OK, it's 5:20 in the morning and my writing is not at it's best, but I do think this style is more affective at achieving the desired result.



From Scott:
Peter...I was kind of hoping for "Gee, I've been stuck in a rut and using TextPad to edit files since before XML came around. Maybe I could be more effective with another tool?"

Friday, 24 June 2005 08:28:34 UTC
I like this blog for its technical content. However, I feel this entire blog -- and, perhaps, your entire leadership style -- would be a lot better if you stuck to that excellent technical content and spent less time being amused with yourself.

Proving you know the latin for "keep it simple" ... claiming you know more about Africa than people from Africa ... using your too-frequent faux white boy hip-hop phrases all detract from your message in some very meaninful ways. Instead of seeing you as a guide, people are more likely to see you as full of yourself.

If I got the mail above from you I'd harbor some resentment for a pretty long time.

You're a smart guy. We already know that. You don't need to keep overdoing it in trying to prove it to us.

PH
Friday, 24 June 2005 17:00:09 UTC
PH...ouch. Why do people who leave comments like these never leave their name, email or website? I wish you would so we could chat more about your feedback. Thanks for your opinion.

The Latin was a joke. It's not Latin for KISS, it's Latin for Occam's Razor...I guess the joke didn't work.

Faux White Boy phrases? I'm a fake white guy? Not sure what you mean here, but I don't tend to use too much urban language in my posts. Unless "dig" suddently came back in style and "ReplyToR'ing" is Hip-Hop. ("ReplyToR" means to Reply to Everyone or Reply to All. It's geek speak.)

As far as the Africa thing, the Hotel Rwanda stuff was just a post about an opinion. I've stayed in Africa, half my family is there, and I've studied in college. It was just a short post with a thought.
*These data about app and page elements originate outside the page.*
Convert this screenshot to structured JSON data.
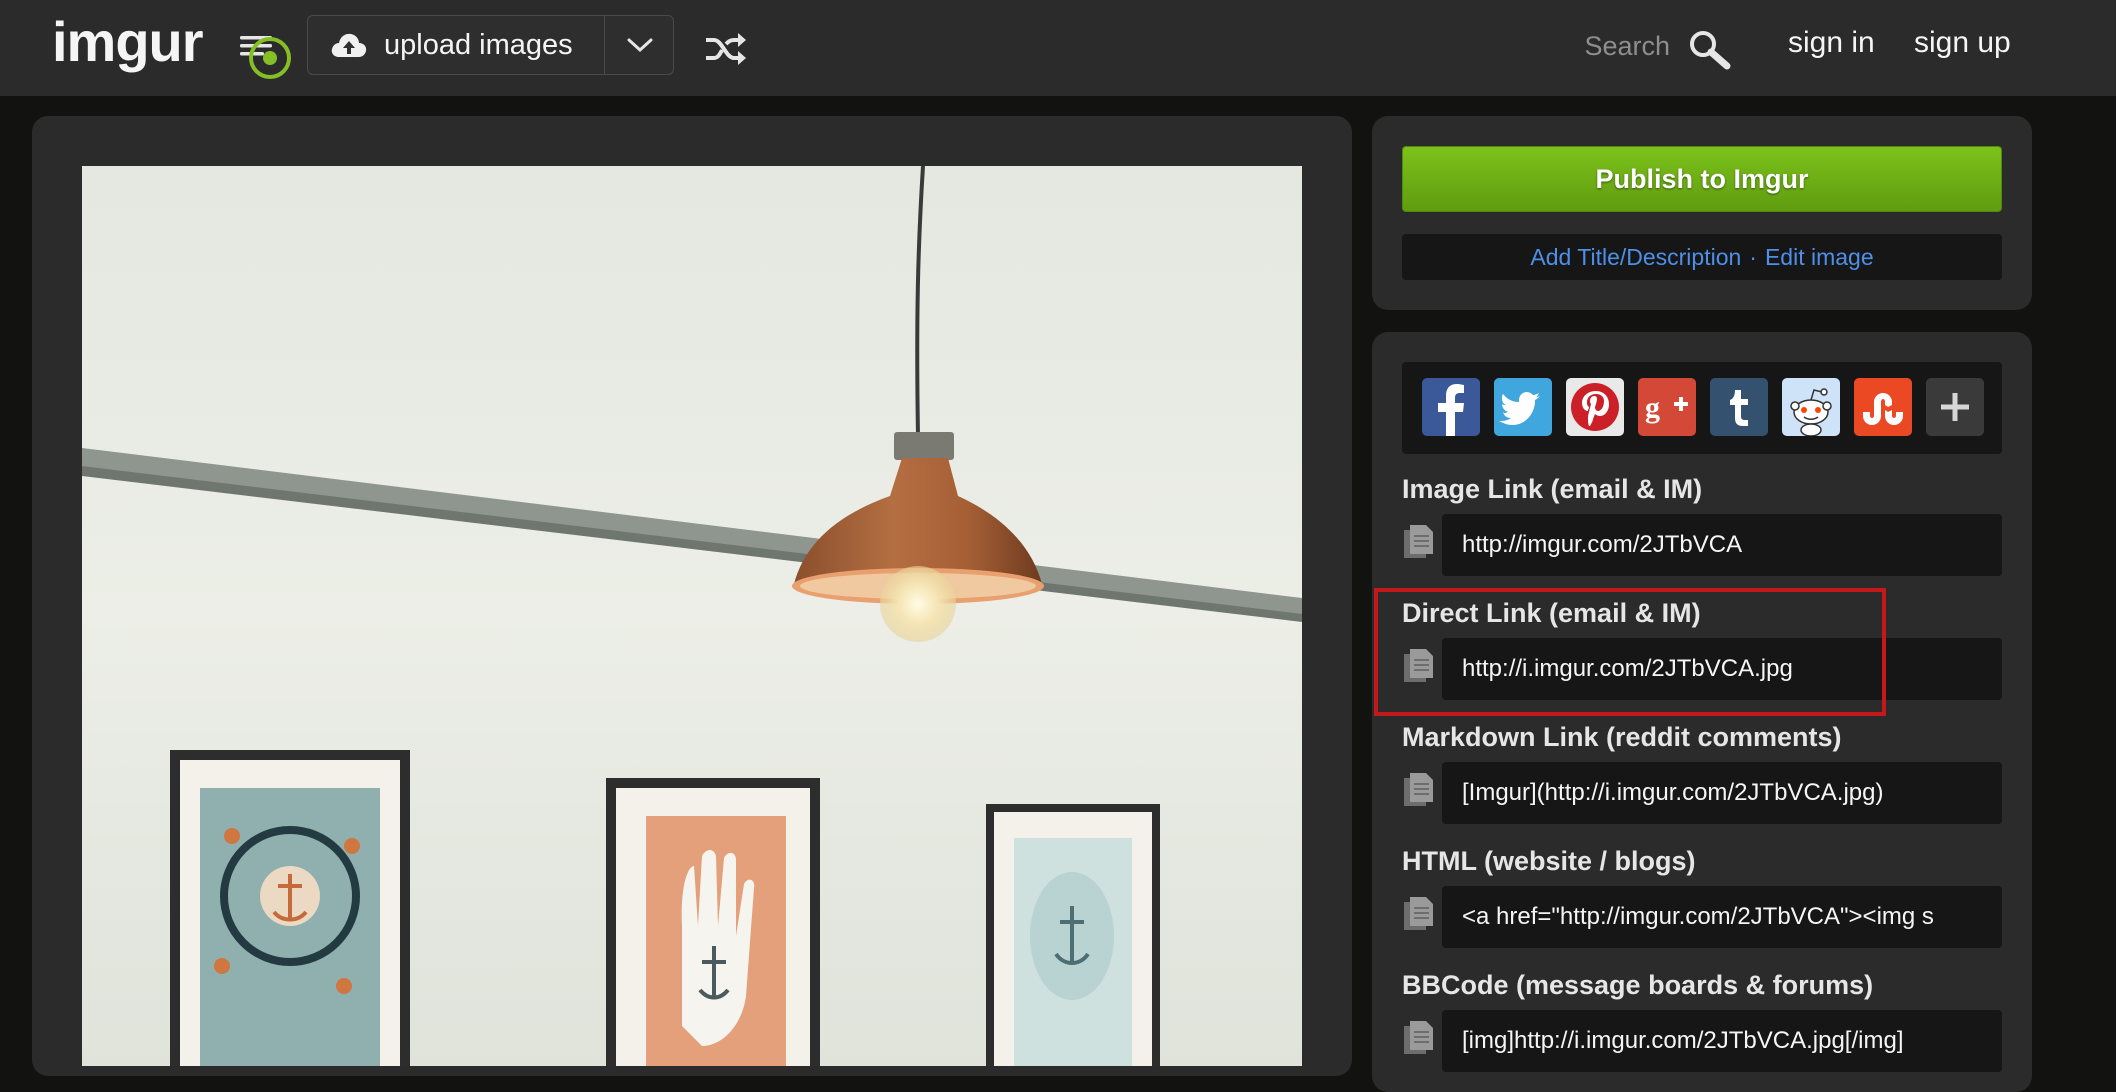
{
  "header": {
    "logo_text": "imgur",
    "upload_label": "upload images",
    "search_placeholder": "Search",
    "sign_in": "sign in",
    "sign_up": "sign up"
  },
  "publish": {
    "button_label": "Publish to Imgur",
    "add_title_link": "Add Title/Description",
    "separator": "·",
    "edit_link": "Edit image"
  },
  "share": {
    "social_icons": [
      "facebook-icon",
      "twitter-icon",
      "pinterest-icon",
      "google-plus-icon",
      "tumblr-icon",
      "reddit-icon",
      "stumbleupon-icon",
      "more-icon"
    ],
    "fields": [
      {
        "label": "Image Link (email & IM)",
        "value": "http://imgur.com/2JTbVCA"
      },
      {
        "label": "Direct Link (email & IM)",
        "value": "http://i.imgur.com/2JTbVCA.jpg"
      },
      {
        "label": "Markdown Link (reddit comments)",
        "value": "[Imgur](http://i.imgur.com/2JTbVCA.jpg)"
      },
      {
        "label": "HTML (website / blogs)",
        "value": "<a href=\"http://imgur.com/2JTbVCA\"><img s"
      },
      {
        "label": "BBCode (message boards & forums)",
        "value": "[img]http://i.imgur.com/2JTbVCA.jpg[/img]"
      }
    ]
  },
  "colors": {
    "brand_green": "#85bf25",
    "link_blue": "#4e8fe8",
    "highlight_red": "#c4191b",
    "panel_bg": "#2b2b2b"
  }
}
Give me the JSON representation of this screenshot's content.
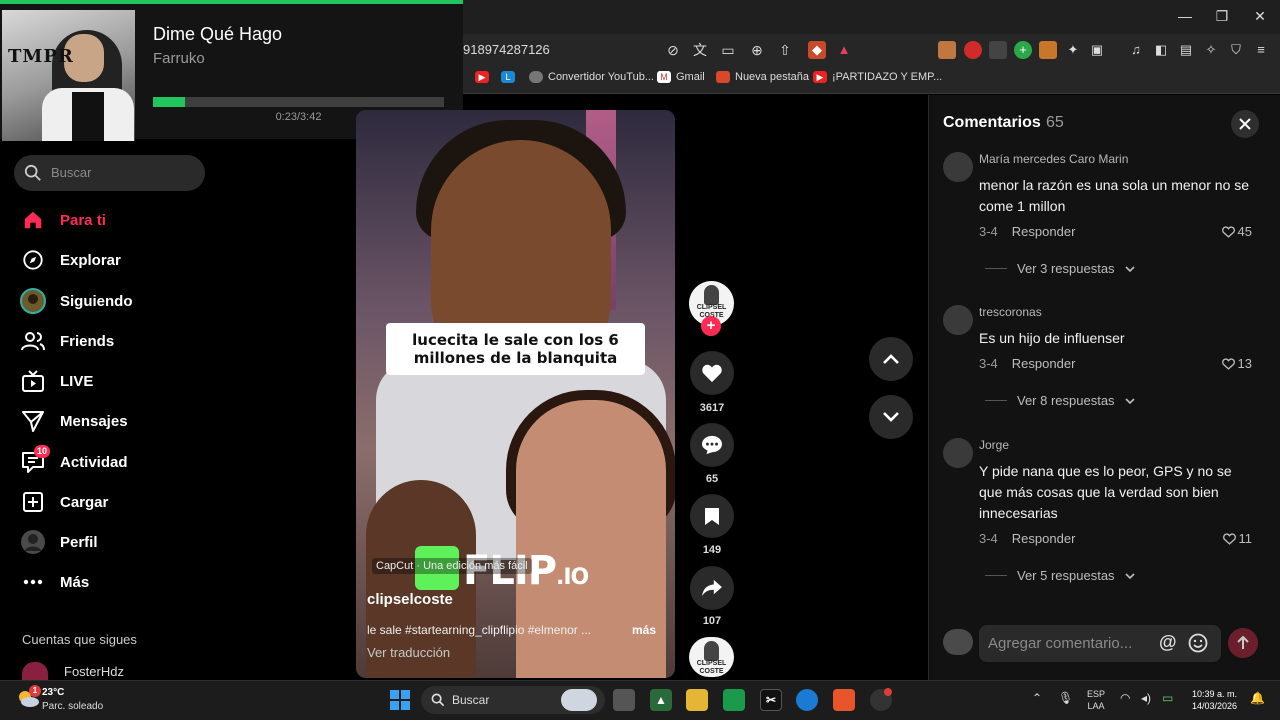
{
  "music": {
    "album_text": "TMPR",
    "title": "Dime Qué Hago",
    "artist": "Farruko",
    "progress_fraction": 0.11,
    "time": "0:23/3:42",
    "accent": "#22c55e"
  },
  "browser": {
    "url": "918974287126",
    "minimize": "—",
    "maximize": "❐",
    "close": "✕",
    "bookmarks": [
      {
        "label": "Convertidor YouTub..."
      },
      {
        "label": "Gmail"
      },
      {
        "label": "Nueva pestaña"
      },
      {
        "label": "¡PARTIDAZO Y EMP..."
      }
    ]
  },
  "sidebar": {
    "search_placeholder": "Buscar",
    "items": [
      {
        "label": "Para ti",
        "icon": "home-icon",
        "active": true
      },
      {
        "label": "Explorar",
        "icon": "compass-icon"
      },
      {
        "label": "Siguiendo",
        "icon": "following-avatar-icon"
      },
      {
        "label": "Friends",
        "icon": "friends-icon"
      },
      {
        "label": "LIVE",
        "icon": "live-tv-icon"
      },
      {
        "label": "Mensajes",
        "icon": "send-icon"
      },
      {
        "label": "Actividad",
        "icon": "activity-icon",
        "badge": "10"
      },
      {
        "label": "Cargar",
        "icon": "upload-icon"
      },
      {
        "label": "Perfil",
        "icon": "profile-avatar-icon"
      },
      {
        "label": "Más",
        "icon": "more-icon"
      }
    ],
    "following_title": "Cuentas que sigues",
    "following_user": "FosterHdz"
  },
  "video": {
    "caption_line1": "lucecita le sale con los 6",
    "caption_line2": "millones de la blanquita",
    "watermark": "FLIP",
    "watermark_suffix": ".IO",
    "capcut": "CapCut · Una edición más fácil",
    "username": "clipselcoste",
    "description": "le sale #startearning_clipflipio #elmenor ...",
    "more": "más",
    "translate": "Ver traducción",
    "creator_badge": "CLIPSEL COSTE"
  },
  "actions": {
    "likes": "3617",
    "comments": "65",
    "saves": "149",
    "shares": "107"
  },
  "comments": {
    "title": "Comentarios",
    "count": "65",
    "items": [
      {
        "author": "María mercedes Caro Marin",
        "text": "menor la razón es una sola un menor no se come 1 millon",
        "date": "3-4",
        "reply": "Responder",
        "likes": "45",
        "replies": "Ver 3 respuestas"
      },
      {
        "author": "trescoronas",
        "text": "Es un hijo de influenser",
        "date": "3-4",
        "reply": "Responder",
        "likes": "13",
        "replies": "Ver 8 respuestas"
      },
      {
        "author": "Jorge",
        "text": "Y pide nana que es lo peor, GPS y no se que más cosas que la verdad son bien innecesarias",
        "date": "3-4",
        "reply": "Responder",
        "likes": "11",
        "replies": "Ver 5 respuestas"
      }
    ],
    "input_placeholder": "Agregar comentario...",
    "at_symbol": "@"
  },
  "taskbar": {
    "weather_badge": "1",
    "temperature": "23°C",
    "condition": "Parc. soleado",
    "search_placeholder": "Buscar",
    "lang_line1": "ESP",
    "lang_line2": "LAA",
    "time": "10:39 a. m.",
    "date": "14/03/2026"
  }
}
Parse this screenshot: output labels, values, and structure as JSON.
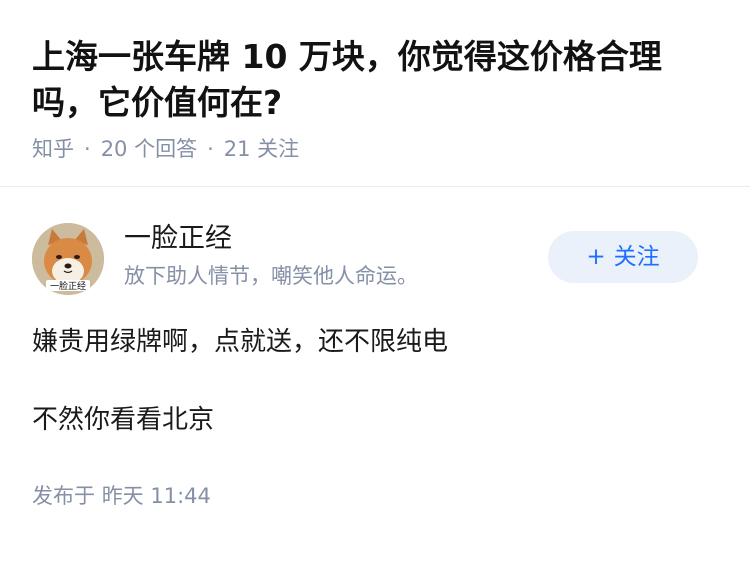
{
  "question": {
    "title": "上海一张车牌 10 万块，你觉得这价格合理吗，它价值何在?",
    "source": "知乎",
    "answer_count": "20 个回答",
    "follower_count": "21 关注"
  },
  "answer": {
    "author": {
      "name": "一脸正经",
      "bio": "放下助人情节，嘲笑他人命运。",
      "avatar_icon": "shiba-dog-avatar",
      "avatar_caption": "一脸正经"
    },
    "follow_button": {
      "plus": "+",
      "label": "关注",
      "color": "#1e6fff",
      "bg": "#eaf1fb"
    },
    "paragraphs": [
      "嫌贵用绿牌啊，点就送，还不限纯电",
      "不然你看看北京"
    ],
    "time_label": "发布于",
    "time_value": "昨天 11:44"
  },
  "colors": {
    "meta": "#8590a6",
    "text": "#1a1a1a",
    "divider": "#ececec"
  }
}
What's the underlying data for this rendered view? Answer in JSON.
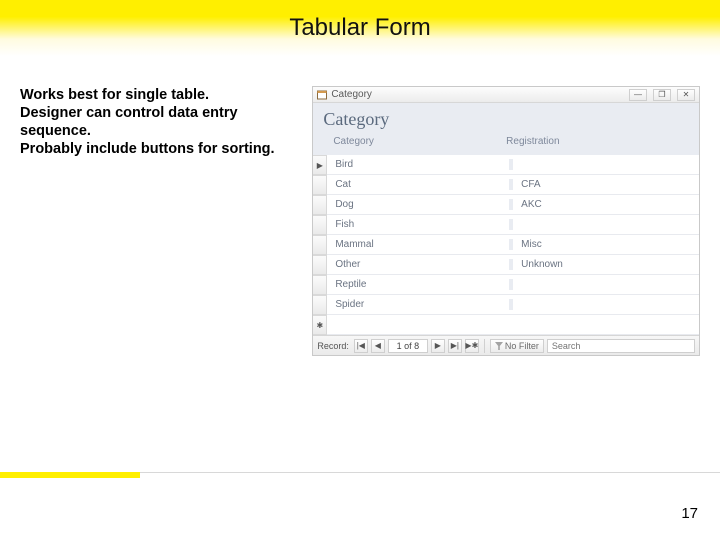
{
  "slide": {
    "title": "Tabular Form",
    "bullets": [
      "Works best for single table.",
      "Designer can control data entry sequence.",
      "Probably include buttons for sorting."
    ],
    "page_number": "17"
  },
  "window": {
    "tab_label": "Category",
    "buttons": {
      "minimize": "—",
      "restore": "❐",
      "close": "✕"
    },
    "form_title": "Category",
    "columns": {
      "c1": "Category",
      "c2": "Registration"
    },
    "rows": [
      {
        "category": "Bird",
        "registration": ""
      },
      {
        "category": "Cat",
        "registration": "CFA"
      },
      {
        "category": "Dog",
        "registration": "AKC"
      },
      {
        "category": "Fish",
        "registration": ""
      },
      {
        "category": "Mammal",
        "registration": "Misc"
      },
      {
        "category": "Other",
        "registration": "Unknown"
      },
      {
        "category": "Reptile",
        "registration": ""
      },
      {
        "category": "Spider",
        "registration": ""
      }
    ],
    "selectors": {
      "current": "▶",
      "new": "✱"
    },
    "nav": {
      "label": "Record:",
      "first": "|◀",
      "prev": "◀",
      "counter": "1 of 8",
      "next": "▶",
      "last": "▶|",
      "new": "▶✱",
      "filter": "No Filter",
      "search_placeholder": "Search"
    }
  }
}
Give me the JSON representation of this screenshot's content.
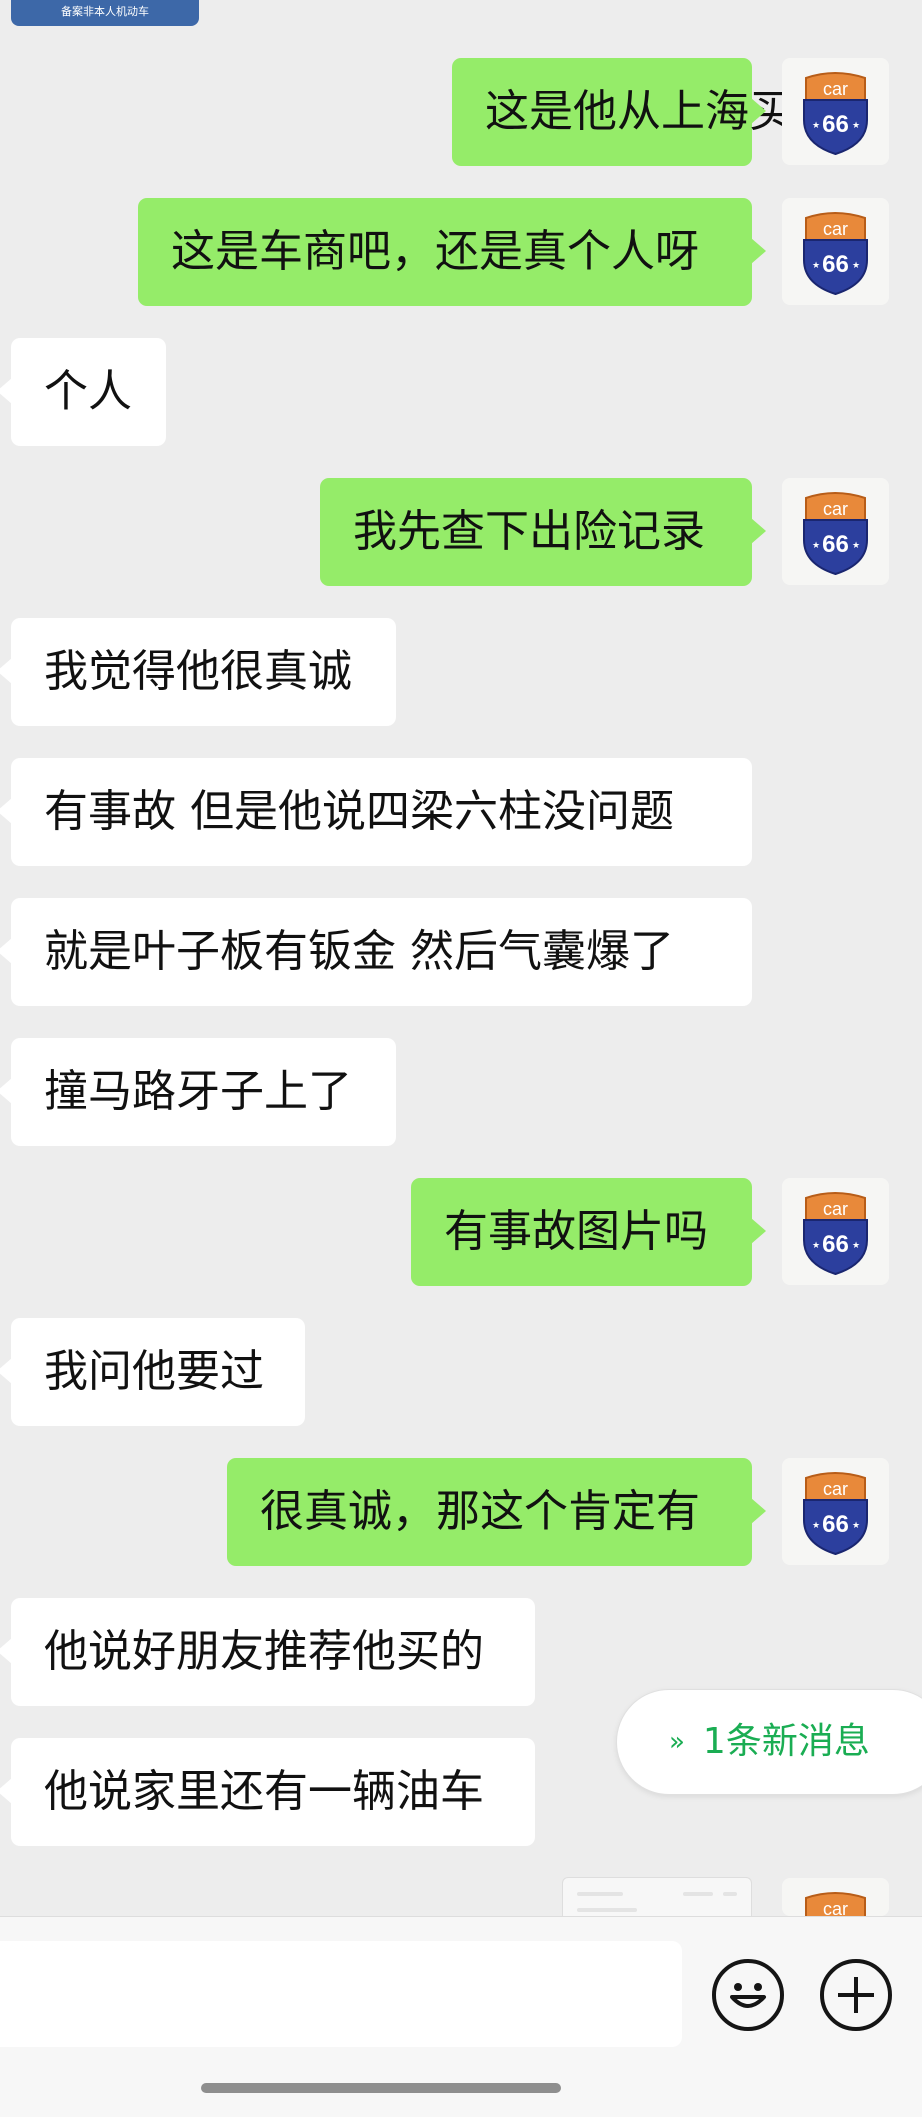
{
  "top_card": {
    "text": "备案非本人机动车"
  },
  "avatar": {
    "top_text": "car",
    "number": "66"
  },
  "messages": [
    {
      "side": "right",
      "text": "这是他从上海买的"
    },
    {
      "side": "right",
      "text": "这是车商吧，还是真个人呀"
    },
    {
      "side": "left",
      "text": "个人"
    },
    {
      "side": "right",
      "text": "我先查下出险记录"
    },
    {
      "side": "left",
      "text": "我觉得他很真诚"
    },
    {
      "side": "left",
      "text": "有事故 但是他说四梁六柱没问题"
    },
    {
      "side": "left",
      "text": "就是叶子板有钣金 然后气囊爆了"
    },
    {
      "side": "left",
      "text": "撞马路牙子上了"
    },
    {
      "side": "right",
      "text": "有事故图片吗"
    },
    {
      "side": "left",
      "text": "我问他要过"
    },
    {
      "side": "right",
      "text": "很真诚，那这个肯定有"
    },
    {
      "side": "left",
      "text": "他说好朋友推荐他买的"
    },
    {
      "side": "left",
      "text": "他说家里还有一辆油车"
    }
  ],
  "new_message": {
    "chevron": "»",
    "label": "1条新消息"
  },
  "input": {
    "value": "",
    "placeholder": ""
  },
  "icons": {
    "emoji": "emoji-icon",
    "plus": "plus-icon"
  },
  "colors": {
    "sent_bubble": "#95ec69",
    "received_bubble": "#ffffff",
    "accent": "#1aad53",
    "background": "#ededed"
  }
}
Rwandans have since replied and confirmed it. It wasn't meant to show off, just to provide commentary.

I'm sorry it offends. I will give your feedback some thought. Thanks!
Scott Hanselman
Saturday, 25 June 2005 00:32:34 UTC
I think maybe you should have taken your own advice: deliver this message in person rather than email.

Other than that criticism, it's totally reasonable.
Comments are closed.

Disclaimer: The opinions expressed herein are my own personal opinions and do not represent my employer's view in any way.